#SOUTHAFRICA: President Cyril Ramaphosa, in his State of the Nation Address, assessed South Africa’s socio-economic situation and announced a government programme to improve the conditions of life for citizens of South Africa.
The 2019 Budget Speech, which Minister of Finance Mr Tito Mboweni will deliver to the National Assembly sitting on 20 February, will give details of spending and revenue collection plans to carry out the programme.
In addition to delivering the 2019 Budget Speech, Minister Mboweni will table the Division of Revenue Bill and introduce the Appropriation Bill and the Public Audit Excess Fee Bill.
South Africans are hoping for some positive outcomes after a tough period recently. With food and transport prices increasing over the past year, beneficiaries are waiting to hear if Mboweni will be giving them extra support.
Especially the millions who rely on government grants.

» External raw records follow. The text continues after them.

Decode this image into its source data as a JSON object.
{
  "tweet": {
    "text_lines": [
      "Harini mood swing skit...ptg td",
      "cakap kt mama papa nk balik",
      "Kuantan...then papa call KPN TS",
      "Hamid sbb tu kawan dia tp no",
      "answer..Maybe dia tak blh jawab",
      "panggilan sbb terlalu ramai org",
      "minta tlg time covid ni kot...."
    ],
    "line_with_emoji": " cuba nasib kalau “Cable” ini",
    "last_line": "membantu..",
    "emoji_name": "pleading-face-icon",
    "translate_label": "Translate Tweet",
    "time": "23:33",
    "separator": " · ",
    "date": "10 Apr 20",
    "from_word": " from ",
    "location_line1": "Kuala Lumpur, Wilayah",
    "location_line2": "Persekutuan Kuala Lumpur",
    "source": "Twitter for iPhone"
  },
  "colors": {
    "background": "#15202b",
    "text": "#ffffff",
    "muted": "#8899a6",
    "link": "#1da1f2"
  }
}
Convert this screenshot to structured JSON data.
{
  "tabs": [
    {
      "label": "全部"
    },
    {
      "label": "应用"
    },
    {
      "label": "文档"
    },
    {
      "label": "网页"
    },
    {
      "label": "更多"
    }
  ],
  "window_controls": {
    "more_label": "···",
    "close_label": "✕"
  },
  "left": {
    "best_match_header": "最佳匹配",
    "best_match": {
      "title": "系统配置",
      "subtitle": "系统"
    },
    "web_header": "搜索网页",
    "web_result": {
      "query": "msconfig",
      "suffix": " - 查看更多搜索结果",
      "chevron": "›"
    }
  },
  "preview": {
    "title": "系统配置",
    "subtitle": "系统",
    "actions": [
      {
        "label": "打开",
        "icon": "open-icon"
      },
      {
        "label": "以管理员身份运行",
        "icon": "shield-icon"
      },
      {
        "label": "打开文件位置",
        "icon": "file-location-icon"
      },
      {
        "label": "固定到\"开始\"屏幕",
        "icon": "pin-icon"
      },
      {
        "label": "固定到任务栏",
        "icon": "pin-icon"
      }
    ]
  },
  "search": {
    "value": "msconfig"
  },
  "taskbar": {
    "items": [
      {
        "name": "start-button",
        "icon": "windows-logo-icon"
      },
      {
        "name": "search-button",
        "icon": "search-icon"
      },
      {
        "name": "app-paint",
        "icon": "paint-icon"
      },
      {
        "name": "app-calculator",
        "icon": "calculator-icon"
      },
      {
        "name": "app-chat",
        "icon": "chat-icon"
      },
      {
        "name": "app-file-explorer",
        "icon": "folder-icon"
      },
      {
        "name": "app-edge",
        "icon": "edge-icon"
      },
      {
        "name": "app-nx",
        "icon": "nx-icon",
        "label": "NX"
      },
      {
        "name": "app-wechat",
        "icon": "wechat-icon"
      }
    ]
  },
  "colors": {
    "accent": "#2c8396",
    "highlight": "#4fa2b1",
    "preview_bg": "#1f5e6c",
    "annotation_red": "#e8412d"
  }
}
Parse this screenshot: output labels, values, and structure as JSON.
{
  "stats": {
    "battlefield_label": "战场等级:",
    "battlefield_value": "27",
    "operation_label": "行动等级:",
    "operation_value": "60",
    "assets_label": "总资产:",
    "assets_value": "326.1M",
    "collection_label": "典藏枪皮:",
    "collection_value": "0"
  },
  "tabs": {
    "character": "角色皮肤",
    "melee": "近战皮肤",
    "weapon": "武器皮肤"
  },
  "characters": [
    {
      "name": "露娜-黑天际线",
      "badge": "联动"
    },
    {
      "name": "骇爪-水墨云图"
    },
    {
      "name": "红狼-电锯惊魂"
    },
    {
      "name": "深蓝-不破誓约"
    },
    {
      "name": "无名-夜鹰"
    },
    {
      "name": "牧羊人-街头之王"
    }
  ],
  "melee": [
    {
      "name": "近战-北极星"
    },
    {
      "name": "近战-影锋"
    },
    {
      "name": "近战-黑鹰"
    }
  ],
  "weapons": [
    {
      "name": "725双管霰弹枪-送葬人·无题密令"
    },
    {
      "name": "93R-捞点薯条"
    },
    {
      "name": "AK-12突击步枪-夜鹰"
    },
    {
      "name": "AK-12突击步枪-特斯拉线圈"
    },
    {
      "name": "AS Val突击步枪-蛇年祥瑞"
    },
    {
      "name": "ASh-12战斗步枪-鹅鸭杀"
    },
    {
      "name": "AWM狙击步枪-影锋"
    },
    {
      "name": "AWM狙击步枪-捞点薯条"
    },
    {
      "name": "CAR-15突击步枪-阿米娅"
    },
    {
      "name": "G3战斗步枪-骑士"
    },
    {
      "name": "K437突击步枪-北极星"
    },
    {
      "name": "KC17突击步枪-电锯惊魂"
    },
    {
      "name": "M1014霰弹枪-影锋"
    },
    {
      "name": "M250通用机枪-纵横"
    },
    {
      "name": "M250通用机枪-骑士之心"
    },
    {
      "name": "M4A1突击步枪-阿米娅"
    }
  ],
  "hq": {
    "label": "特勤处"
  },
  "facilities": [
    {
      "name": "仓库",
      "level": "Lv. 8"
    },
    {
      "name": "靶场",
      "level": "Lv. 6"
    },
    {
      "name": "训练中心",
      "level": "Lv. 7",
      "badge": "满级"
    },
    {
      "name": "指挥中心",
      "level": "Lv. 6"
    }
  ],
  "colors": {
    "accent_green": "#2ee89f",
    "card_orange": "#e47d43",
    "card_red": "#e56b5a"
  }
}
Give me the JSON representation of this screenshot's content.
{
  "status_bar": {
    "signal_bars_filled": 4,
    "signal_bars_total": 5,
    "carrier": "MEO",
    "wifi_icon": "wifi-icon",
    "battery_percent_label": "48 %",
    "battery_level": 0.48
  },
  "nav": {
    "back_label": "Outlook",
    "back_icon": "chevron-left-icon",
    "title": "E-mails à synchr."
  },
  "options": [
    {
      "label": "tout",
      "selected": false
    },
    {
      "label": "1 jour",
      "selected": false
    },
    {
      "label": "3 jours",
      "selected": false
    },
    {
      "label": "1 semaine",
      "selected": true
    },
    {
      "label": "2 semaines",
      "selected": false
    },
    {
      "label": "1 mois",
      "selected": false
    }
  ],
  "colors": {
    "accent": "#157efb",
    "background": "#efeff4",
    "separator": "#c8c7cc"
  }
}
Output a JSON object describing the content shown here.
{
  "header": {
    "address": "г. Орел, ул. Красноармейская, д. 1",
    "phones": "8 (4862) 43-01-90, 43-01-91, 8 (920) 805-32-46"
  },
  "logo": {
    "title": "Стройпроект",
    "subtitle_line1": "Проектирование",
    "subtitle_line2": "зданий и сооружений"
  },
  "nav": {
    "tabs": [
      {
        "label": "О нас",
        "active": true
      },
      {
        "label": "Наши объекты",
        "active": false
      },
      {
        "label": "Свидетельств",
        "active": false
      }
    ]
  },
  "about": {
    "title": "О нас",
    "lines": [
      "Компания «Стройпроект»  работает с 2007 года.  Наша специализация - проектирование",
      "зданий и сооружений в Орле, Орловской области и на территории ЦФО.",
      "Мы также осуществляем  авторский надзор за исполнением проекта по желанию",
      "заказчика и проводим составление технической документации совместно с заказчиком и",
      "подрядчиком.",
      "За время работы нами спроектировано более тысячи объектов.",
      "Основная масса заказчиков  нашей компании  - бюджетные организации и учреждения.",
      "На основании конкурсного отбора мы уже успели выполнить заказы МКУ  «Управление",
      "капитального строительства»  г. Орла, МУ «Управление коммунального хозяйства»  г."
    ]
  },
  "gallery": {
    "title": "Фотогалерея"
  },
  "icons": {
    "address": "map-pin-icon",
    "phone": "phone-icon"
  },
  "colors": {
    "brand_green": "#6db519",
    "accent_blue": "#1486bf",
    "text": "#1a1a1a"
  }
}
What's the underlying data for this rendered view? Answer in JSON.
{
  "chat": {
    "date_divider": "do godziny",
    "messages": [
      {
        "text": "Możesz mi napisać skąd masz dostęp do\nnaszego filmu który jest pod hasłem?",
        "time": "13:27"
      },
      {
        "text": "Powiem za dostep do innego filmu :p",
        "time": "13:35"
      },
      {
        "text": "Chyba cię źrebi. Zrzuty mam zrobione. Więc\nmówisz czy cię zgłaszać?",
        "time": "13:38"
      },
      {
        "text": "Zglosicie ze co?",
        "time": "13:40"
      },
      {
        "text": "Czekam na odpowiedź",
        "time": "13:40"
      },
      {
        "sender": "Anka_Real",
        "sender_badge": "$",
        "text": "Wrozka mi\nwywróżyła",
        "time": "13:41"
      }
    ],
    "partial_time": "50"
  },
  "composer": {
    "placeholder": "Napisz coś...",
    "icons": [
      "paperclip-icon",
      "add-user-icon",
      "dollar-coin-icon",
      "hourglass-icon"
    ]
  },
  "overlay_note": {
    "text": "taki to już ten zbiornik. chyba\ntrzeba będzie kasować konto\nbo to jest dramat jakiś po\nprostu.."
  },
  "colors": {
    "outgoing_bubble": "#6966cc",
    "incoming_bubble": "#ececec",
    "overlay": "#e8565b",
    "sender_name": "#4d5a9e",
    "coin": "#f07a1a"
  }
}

In former Finance Minister, Malusi Gigaba’s speech he had the unpleasant task of hiking VAT from 14% to 15% – the first since South Africa became a democracy – sparking the fury of unions and the opposition.
That was inevitable due to the fiscal hole made much deeper by former President Jacob Zuma’s bombshell announcement of fee-free higher education: R57 billion was set aside to cover that for three years.
There was a little relief for some taxpayers, but fuel levies rose by 52 cents a litre, setting the stage for more pain when the rising cost of oil drove up prices at the pump, hitting consumers hard.
Ahead of the speech today, social media users are despondent, hopeful and expect some relief amidst South Africa’s major issues that have affected them directly.
Less than a week after his debut, Gigaba was replaced by Nhlanhla Nene in President Cyril Ramaphosa’s first Cabinet shake-up. By October, Nene had stepped down and it was up to former SA Reserve Bank governor Tito Mboweni to deliver the mid-term Budget review.
“South Africa is at a crossroads,” Mboweni said.
The growth forecast was slashed by half, from 1.5% to a paltry 0.7%. “South Africa is at a crossroads,” Mboweni said.
Mboweni spoke of difficult choices, including a “hard look” at SOEs and the government’s ever-increasing salary bill, after last year’s wage agreement blew February Budget targets by R30bn.
Economist Iraj Abedian, of Pan-African Investment and Research Services, says the only good news we can expect is that “there will be no more bad news”.
Eskom, responsible for producing 95% of the country’s electricity, is mired in debt and inefficiencies. Recent days of load-shedding have left the economy reeling – and the 96-year-old giant parastatal is now considered a threat to national security, because if it crashes and burns, so does the economy.
Plans to steer it out of crisis will take centre-stage in Mboweni’s speech today. Whatever package he unveils, every South African will be footing the bill.
Just twelve months down the line since Gigaba channeled Kendrick Lamar, we’re clearly not “alright”.